DATA

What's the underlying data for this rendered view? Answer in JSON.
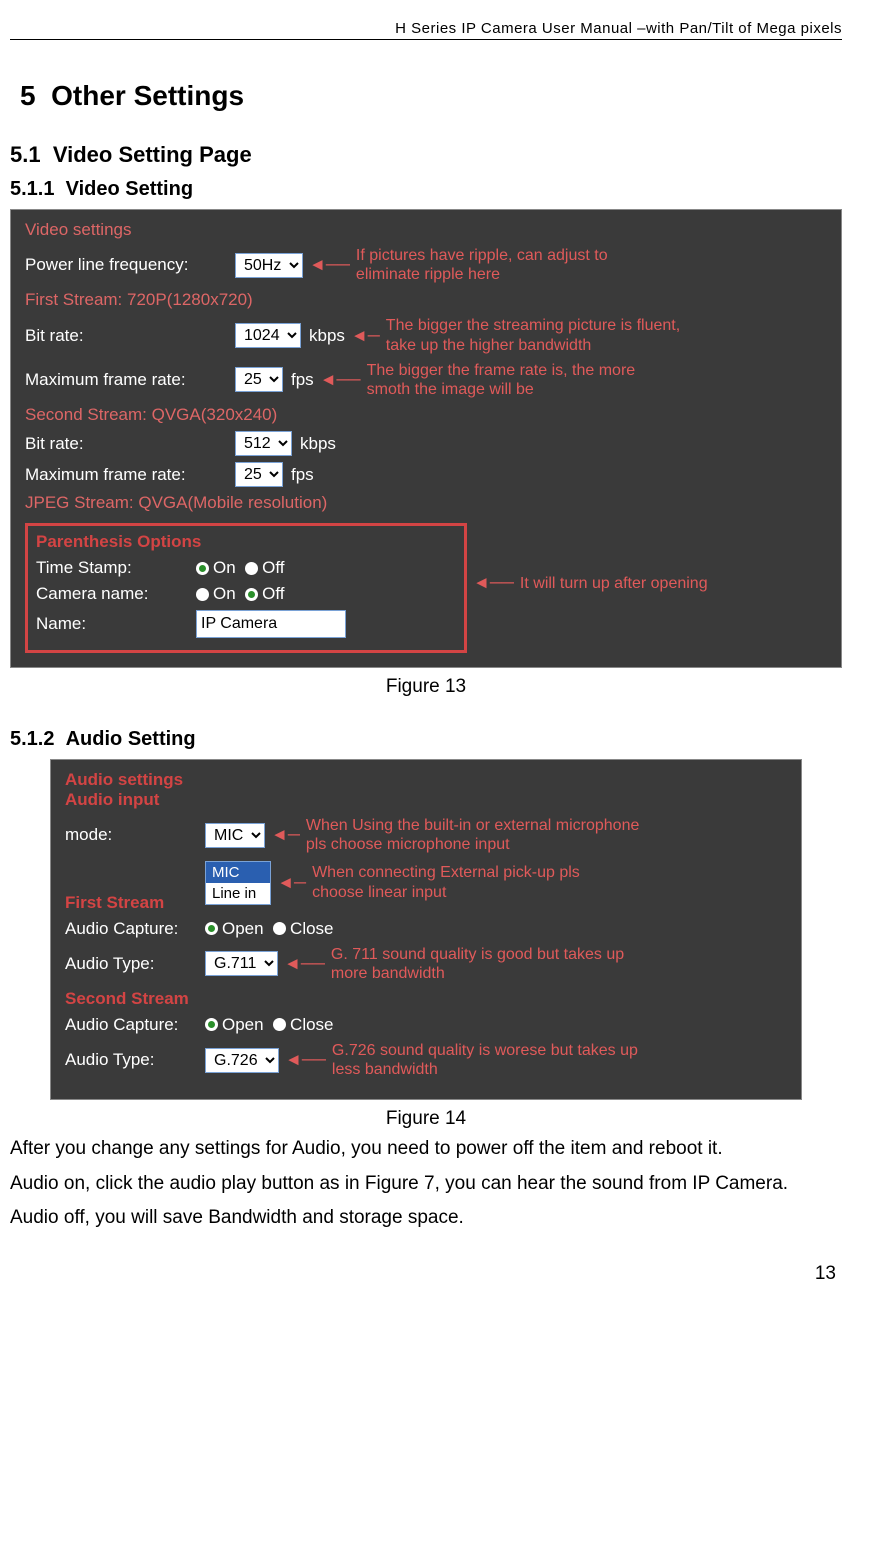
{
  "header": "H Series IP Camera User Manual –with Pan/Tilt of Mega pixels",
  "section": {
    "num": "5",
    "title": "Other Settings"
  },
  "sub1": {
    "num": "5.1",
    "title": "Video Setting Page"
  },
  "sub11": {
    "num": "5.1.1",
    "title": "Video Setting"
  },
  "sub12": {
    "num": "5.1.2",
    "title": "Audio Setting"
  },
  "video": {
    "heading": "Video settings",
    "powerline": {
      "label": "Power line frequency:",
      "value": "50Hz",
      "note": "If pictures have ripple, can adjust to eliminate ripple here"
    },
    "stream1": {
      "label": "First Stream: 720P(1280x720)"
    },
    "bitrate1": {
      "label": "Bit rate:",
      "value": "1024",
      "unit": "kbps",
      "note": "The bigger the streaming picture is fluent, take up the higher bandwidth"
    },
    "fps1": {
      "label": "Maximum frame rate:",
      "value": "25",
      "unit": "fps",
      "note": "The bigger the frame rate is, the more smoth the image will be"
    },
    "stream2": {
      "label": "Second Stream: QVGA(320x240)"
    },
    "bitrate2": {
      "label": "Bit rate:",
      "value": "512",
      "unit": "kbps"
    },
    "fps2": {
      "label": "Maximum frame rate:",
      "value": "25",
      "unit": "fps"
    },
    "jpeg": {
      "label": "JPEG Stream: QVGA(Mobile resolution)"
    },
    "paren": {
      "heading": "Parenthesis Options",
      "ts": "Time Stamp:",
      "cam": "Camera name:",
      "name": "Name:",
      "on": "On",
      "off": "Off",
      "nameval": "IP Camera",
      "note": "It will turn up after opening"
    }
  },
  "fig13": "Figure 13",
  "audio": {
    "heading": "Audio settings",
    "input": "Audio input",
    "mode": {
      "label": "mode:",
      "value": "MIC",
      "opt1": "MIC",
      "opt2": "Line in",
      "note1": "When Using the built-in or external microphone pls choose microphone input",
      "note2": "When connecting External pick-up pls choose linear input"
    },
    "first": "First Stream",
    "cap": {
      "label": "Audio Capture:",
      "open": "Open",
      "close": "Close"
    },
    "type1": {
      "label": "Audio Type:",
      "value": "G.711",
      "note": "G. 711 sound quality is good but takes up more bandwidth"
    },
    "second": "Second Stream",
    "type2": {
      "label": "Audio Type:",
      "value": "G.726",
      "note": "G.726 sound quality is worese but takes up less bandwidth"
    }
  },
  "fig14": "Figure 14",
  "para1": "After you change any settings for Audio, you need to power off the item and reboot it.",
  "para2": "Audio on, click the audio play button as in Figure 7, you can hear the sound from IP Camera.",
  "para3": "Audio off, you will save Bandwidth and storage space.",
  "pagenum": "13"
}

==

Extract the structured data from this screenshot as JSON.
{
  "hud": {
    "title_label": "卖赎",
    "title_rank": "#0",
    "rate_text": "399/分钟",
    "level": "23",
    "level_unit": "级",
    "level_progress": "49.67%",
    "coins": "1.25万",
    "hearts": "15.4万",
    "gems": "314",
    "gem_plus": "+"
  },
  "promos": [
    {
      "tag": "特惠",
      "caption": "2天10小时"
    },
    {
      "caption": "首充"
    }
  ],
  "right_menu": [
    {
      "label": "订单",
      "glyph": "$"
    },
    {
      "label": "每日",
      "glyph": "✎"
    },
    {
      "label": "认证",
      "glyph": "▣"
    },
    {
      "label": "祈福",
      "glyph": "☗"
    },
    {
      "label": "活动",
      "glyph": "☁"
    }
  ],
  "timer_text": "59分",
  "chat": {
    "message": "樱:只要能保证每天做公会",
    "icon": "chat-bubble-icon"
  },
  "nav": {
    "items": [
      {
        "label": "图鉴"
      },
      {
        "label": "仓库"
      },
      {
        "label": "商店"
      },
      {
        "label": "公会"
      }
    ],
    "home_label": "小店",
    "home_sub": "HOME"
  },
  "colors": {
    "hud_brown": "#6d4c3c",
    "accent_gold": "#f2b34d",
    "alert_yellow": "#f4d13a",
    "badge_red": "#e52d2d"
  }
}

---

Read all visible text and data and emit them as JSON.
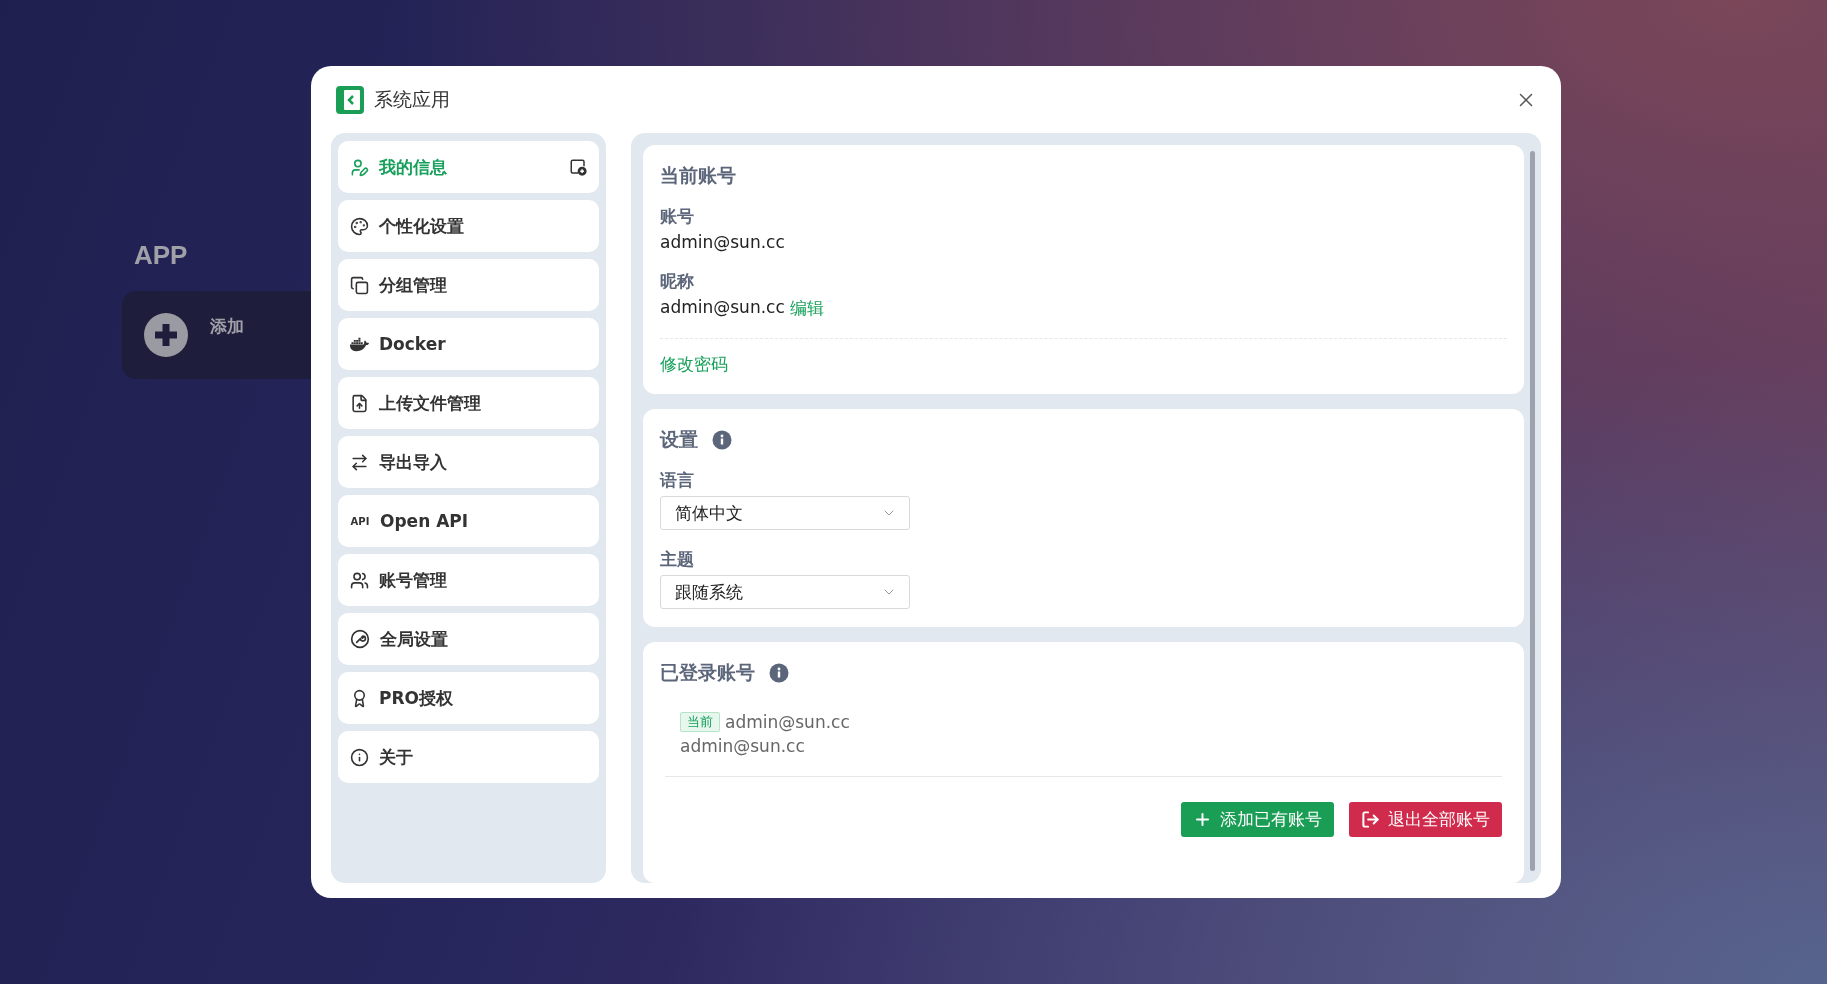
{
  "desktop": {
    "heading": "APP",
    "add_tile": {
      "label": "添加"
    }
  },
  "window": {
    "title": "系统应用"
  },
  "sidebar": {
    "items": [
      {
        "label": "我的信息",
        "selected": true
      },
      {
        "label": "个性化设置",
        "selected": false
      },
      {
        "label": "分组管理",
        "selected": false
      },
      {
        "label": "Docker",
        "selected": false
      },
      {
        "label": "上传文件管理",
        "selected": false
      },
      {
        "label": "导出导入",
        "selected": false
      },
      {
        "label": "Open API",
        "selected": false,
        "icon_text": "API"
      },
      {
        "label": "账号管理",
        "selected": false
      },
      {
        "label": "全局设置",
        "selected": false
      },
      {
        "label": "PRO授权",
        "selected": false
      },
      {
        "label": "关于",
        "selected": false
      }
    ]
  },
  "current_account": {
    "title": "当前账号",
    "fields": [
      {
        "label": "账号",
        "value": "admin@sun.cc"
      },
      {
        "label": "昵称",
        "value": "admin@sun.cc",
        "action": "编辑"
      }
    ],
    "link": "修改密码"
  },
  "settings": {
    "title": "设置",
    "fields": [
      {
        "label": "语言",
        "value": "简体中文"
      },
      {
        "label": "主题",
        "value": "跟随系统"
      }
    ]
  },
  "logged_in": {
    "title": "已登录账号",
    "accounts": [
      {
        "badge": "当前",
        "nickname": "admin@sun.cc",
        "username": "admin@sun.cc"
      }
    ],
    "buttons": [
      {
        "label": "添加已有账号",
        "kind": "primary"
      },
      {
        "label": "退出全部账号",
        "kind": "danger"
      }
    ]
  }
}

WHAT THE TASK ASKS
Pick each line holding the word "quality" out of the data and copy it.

ANSWER BOX
      "note": "G. 711 sound quality is good but takes up more bandwidth"
      "note": "G.726 sound quality is worese but takes up less bandwidth"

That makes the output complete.